What Is A Payday Loan, And How Does It Work?
Payday loans can be tempting: They promise fast cash with no credit checks. That can be appealing if you’re facing a financial emergency.
But be careful: Payday loans can provide you with a chunk of cash, but that cash comes at a high price. And that price will become even steeper if you fail to pay back your payday loan on time.
What Is A Payday Loan?
There is no one definition of what a payday loan is. But the Consumer Financial Protection Bureau says that these loans are for small amounts of cash – $500 or less, usually – and due in a short time, usually on the date of your next payday.
You can find these loans from private lenders, many of which state that they specialize in payday loans. Qualifying for these loans isn’t a challenge: As the Consumer Financial Protection Bureau says, payday lenders often promise that they’ll approve borrowers for these loans without first checking their credit or their ability repay.
People often turn to payday loans – also known as payday advance, cash advance, deferred deposit and check advance loans – when they need a small amount of cash in a hurry. Maybe someone needs money to pay the electric bill. Some borrowers might need fast cash to pay for repairs on a car.
The problem is that borrowing money in this way can get very expensive. The fees that payday lenders charge can be high. It’s why agencies such as the Consumer Financial Protection Bureau and the Federal Trade Commission recommend that borrowers search for alternatives to payday loans.
How Do Payday Loans Work?
- According to the Federal Trade Commission, borrowers write a personal check payable to the payday lender for the amount they want to borrow plus any fees.
- Lenders then give the borrowers the amount of the check less the fee. They hold onto this check until borrowers repay the loan. This repayment date is usually the same as the next payday for the borrowers. Other borrowers must give payday lenders authorization to electronically withdraw the funds from their bank, credit union or prepaid card account, according to the Consumer Financial Protection Bureau.
- If borrowers don’t repay their loans on or before their due date, lenders can cash their check or electronically withdraw the money from their accounts.

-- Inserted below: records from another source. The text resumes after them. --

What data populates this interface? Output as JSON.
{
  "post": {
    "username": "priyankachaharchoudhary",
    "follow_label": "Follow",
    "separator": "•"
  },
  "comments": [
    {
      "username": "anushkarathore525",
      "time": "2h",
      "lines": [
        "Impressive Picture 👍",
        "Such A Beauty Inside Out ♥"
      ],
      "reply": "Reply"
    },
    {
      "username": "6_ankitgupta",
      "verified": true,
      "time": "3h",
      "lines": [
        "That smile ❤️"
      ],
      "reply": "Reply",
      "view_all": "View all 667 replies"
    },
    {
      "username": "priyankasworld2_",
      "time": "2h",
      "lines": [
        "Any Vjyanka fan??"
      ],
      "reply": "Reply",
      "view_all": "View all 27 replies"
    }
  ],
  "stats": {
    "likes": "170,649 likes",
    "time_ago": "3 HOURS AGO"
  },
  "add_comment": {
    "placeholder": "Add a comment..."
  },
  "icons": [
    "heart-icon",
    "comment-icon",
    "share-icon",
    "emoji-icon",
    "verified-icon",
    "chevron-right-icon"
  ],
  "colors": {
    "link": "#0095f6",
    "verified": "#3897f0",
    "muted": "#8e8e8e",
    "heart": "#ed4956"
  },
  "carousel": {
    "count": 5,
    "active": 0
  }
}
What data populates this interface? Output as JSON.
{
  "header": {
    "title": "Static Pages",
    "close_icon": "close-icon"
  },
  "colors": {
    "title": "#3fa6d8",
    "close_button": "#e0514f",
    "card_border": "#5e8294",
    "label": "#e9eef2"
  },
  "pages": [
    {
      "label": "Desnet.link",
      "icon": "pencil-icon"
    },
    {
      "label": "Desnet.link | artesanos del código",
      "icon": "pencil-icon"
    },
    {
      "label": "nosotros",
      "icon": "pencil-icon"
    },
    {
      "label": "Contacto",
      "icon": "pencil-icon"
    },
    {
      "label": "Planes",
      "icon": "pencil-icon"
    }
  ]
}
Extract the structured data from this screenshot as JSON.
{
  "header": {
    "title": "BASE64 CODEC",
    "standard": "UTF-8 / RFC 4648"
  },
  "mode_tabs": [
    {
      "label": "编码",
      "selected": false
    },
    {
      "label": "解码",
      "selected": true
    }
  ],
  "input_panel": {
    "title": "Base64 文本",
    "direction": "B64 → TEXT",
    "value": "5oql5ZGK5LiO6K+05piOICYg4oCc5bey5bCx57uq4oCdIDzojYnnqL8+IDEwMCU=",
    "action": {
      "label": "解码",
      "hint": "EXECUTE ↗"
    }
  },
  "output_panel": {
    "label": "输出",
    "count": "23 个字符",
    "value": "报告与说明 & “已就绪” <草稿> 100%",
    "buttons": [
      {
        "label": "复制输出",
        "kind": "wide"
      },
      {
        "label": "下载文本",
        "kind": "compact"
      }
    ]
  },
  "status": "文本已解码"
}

- These loans are not cheap. The Consumer Financial Protection Bureau says that many states set a maximum amount for payday loan fees that ranges from $10 – $30 for every $100 borrowers take out. According to the bureau, a 2-week payday loan with a fee of $15 for every $100 paid out comes out to an annual percentage rate, or APR, of nearly 400%.
APR is a measure of how much it costs to borrow money. As a comparison, the Consumer Financial Protection Bureau says that APRs on credit cards typically range from 12% – 30%.
The Dangers Of Payday Loans
They cost too much: The fees that come with payday loans are high https://www.paydayloansohio.net/cities/wellsville/. The Federal Trade Commission said that it’s not unusual for lenders to charge $15 or more for every $100 you borrow. If you borrow $500, you’d pay $75.
Rollover fees: When your due date arrives, your lender might offer you the chance to rollover your loan until your next payday. This means you wouldn’t have to repay your loan for, perhaps, another 14 days. This service isn’t free, though. Lenders will charge you another fee for this rollover. As an example, maybe you borrowed $100 for a fee of $15. When your due date arrives, you decide to rollover your loan for another 2 weeks. Your lender charges you another $15 for this. This means that your fees have now increased to $30. It’s easy to rack up hefty charges this way.